Most of the time, it will be a simple mistake on your dog’s part, but make sure to calm them down so that they’re not so stressed.
Dogs that haven’t been properly trained from a young age are more likely to bark than dogs that have. So, if your dog has come from an untrusted breeder, they’re more likely to bark.
Barking is also often a learned behavior and, therefore, can be picked up during a dog’s immature stage when they are the most impressionable. So, if you have another dog who barks a lot, your Whoodle is likelier to learn that this is acceptable behavior and start barking too.
Can Whoodles swim?
Yes, most Whoodles can swim, and they will swim if they’re allowed in a body of water such as the ocean or a lake. However, this isn’t to mean that every Whoodle likes to swim. Some dogs just don’t like water and therefore won’t want to swim when you take them near the water.
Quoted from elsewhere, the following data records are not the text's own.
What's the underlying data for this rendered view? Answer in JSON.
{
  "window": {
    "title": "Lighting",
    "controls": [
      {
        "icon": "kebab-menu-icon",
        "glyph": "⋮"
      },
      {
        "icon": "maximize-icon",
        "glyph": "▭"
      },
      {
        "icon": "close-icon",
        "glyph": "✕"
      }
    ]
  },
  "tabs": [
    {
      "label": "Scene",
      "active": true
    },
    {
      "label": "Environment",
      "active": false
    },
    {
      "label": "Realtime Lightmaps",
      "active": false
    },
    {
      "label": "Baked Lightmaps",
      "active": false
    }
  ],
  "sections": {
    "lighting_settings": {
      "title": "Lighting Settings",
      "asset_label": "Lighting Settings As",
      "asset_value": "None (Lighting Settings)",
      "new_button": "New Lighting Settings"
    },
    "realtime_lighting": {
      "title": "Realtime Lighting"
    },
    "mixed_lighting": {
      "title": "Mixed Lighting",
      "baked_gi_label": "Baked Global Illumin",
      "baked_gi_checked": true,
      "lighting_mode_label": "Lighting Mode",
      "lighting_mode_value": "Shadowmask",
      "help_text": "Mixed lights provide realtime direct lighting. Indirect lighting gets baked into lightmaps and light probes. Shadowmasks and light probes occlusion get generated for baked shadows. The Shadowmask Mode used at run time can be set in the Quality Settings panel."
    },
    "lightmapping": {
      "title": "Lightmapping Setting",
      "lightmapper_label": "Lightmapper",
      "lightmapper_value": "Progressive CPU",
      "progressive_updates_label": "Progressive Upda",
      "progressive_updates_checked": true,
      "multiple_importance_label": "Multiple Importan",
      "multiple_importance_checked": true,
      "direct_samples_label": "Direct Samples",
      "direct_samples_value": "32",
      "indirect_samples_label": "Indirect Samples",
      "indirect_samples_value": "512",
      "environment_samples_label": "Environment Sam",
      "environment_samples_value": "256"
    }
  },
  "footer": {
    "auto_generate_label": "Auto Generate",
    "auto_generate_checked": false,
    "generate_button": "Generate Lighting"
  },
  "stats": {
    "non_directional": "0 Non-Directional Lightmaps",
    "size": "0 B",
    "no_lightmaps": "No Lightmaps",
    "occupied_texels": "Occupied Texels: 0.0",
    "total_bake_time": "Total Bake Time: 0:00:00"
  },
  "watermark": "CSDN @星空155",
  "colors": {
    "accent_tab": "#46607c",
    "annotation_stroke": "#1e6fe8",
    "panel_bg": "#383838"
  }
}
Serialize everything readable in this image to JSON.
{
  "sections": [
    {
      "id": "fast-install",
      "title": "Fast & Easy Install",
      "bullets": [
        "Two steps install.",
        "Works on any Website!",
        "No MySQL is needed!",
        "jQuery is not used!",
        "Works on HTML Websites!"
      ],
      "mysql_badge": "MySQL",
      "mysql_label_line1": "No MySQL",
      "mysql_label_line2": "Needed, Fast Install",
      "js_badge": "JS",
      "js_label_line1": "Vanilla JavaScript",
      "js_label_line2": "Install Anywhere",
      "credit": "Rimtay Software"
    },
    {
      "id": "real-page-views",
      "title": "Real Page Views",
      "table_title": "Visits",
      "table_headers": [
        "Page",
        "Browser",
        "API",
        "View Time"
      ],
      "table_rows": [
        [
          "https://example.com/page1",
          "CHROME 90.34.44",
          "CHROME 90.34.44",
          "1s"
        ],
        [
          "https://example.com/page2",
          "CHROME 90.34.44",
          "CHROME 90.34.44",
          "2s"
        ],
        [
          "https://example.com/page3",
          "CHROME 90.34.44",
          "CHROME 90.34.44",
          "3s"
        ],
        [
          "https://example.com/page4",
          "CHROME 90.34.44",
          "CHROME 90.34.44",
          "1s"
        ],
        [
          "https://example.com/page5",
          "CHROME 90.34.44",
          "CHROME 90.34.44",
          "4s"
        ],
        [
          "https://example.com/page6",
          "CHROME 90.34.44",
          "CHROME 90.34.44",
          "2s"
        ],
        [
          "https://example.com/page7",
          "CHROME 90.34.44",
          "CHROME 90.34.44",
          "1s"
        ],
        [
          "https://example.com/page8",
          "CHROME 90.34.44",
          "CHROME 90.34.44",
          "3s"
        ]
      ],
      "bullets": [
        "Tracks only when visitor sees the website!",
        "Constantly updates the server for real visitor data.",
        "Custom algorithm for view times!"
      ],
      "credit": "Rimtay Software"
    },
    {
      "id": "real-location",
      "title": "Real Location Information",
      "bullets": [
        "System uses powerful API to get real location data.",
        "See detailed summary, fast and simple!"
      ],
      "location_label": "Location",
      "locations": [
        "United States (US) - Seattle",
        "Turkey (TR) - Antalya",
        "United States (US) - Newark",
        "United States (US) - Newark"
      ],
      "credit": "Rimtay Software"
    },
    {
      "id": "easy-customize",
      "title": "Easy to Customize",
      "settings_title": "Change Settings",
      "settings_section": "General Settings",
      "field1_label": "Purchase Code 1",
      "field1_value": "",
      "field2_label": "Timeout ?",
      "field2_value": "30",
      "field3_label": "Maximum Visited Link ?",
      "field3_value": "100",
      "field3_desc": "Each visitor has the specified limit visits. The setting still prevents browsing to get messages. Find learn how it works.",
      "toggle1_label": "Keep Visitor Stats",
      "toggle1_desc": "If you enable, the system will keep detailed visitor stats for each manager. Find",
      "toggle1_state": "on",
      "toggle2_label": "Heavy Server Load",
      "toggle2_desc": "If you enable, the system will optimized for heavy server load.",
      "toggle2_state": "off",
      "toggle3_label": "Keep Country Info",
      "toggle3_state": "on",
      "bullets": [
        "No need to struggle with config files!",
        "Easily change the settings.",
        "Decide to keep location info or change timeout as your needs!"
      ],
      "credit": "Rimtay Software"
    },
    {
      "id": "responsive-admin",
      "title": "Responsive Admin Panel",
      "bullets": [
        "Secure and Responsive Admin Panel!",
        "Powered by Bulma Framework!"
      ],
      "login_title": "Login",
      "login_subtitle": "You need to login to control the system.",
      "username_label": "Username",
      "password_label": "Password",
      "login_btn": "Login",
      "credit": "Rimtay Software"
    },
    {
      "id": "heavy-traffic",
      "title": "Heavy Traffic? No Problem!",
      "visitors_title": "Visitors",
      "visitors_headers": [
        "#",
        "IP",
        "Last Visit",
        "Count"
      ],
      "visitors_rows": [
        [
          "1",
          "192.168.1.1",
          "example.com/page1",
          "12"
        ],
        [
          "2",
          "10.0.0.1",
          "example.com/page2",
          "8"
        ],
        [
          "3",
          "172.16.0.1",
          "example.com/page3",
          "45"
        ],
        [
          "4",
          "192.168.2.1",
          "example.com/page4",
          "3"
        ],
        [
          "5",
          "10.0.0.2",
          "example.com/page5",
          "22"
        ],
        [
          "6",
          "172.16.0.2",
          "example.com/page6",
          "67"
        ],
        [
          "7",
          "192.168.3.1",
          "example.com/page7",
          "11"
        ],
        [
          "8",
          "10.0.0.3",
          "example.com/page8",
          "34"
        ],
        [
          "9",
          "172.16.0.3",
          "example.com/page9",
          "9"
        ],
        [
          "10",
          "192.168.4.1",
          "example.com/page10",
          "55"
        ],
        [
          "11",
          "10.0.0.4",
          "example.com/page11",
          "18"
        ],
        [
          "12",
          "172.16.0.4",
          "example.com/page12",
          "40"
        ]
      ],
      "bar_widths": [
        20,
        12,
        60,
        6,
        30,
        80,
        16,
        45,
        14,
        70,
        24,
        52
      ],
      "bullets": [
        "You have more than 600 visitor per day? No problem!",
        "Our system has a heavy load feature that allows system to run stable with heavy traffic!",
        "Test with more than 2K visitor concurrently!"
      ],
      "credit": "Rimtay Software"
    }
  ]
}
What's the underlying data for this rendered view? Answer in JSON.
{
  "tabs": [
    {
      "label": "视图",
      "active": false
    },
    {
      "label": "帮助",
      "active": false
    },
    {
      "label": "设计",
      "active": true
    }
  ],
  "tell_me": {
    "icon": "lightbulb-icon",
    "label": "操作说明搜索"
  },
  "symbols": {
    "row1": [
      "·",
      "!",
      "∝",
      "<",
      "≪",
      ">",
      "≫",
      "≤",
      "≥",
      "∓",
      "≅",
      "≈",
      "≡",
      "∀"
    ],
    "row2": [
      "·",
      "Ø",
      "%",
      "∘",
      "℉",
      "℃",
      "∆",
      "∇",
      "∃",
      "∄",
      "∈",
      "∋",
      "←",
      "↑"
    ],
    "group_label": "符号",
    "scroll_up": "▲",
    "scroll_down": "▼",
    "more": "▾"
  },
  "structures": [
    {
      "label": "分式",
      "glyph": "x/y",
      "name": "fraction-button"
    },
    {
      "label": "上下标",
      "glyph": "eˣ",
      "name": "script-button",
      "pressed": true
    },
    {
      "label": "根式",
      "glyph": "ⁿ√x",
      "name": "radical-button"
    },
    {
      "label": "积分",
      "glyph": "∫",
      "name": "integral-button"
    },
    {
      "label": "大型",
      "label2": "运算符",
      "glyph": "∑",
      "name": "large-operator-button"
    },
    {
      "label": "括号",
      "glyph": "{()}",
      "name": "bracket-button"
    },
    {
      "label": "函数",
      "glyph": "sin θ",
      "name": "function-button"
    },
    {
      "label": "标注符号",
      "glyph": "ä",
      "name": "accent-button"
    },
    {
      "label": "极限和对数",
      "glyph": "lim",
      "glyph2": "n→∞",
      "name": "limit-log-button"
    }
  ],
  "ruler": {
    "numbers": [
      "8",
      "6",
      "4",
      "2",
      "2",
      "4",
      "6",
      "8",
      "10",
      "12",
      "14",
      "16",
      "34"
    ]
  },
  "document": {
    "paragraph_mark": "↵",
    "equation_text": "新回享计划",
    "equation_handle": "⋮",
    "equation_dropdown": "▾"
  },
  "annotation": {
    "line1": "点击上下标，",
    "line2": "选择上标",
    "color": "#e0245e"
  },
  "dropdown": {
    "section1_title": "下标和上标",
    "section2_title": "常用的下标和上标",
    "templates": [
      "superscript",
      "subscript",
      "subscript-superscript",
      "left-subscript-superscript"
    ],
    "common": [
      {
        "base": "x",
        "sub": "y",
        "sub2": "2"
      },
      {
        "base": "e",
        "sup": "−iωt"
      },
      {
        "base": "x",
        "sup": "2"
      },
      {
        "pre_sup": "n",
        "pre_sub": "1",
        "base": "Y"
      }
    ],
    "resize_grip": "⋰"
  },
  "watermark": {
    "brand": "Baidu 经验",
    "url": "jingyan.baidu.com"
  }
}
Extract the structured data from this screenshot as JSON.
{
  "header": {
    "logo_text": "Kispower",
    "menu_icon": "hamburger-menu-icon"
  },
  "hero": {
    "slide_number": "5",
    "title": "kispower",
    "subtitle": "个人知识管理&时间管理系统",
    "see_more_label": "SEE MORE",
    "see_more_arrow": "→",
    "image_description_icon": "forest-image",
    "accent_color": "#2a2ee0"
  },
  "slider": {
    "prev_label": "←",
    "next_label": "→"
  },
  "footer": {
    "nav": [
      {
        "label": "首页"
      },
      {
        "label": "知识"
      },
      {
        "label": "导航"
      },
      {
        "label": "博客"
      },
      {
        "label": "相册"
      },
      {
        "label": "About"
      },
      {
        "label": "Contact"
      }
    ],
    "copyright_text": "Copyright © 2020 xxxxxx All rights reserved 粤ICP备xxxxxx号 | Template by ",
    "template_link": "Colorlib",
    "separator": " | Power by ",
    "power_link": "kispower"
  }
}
That said, most Whoodles love the outdoors and will do anything to stay outside for as long as possible. If this means getting into the water and swimming, then so be it. Whoodles often like treading water, chasing insects on top of the water, or simply taking a dip to cool down.
Swimming can be an excellent way to release energy, and as the Whoodle is a highly energetic dog, this can be an excellent activity to get them into.
You can train your dog to like swimming from an early age of around 4 months old. Introducing them to the water needs to be a positive experience to prevent traumatizing them to water.
Once your dog has started to enjoy the water, you can throw a toy into the water and allow them to fetch it and bring it back to you. This is a great way to burn their energy using swimming. Just make sure that you stop when they start getting tired.
Dr. Sabrina Kong graduated from the Royal Veterinary College in England in 2016 and has been working at a small animal clinic in Northern California since then. She grew up in the Bay Area and got her bachelor’s degree from Cal Poly San Luis Obispo. She also became a Certified Canine Rehabilitation Practitioner through a program at the University of Tennessee.
When she isn’t in the clinic taking care of her four-legged patients, she enjoys traveling and trying new foods with her friends and her three-legged dog, Apollo. She adopted Apollo from her clinic when he was a puppy with numerous health issues. Dr. Kong truly cares about taking care of animals.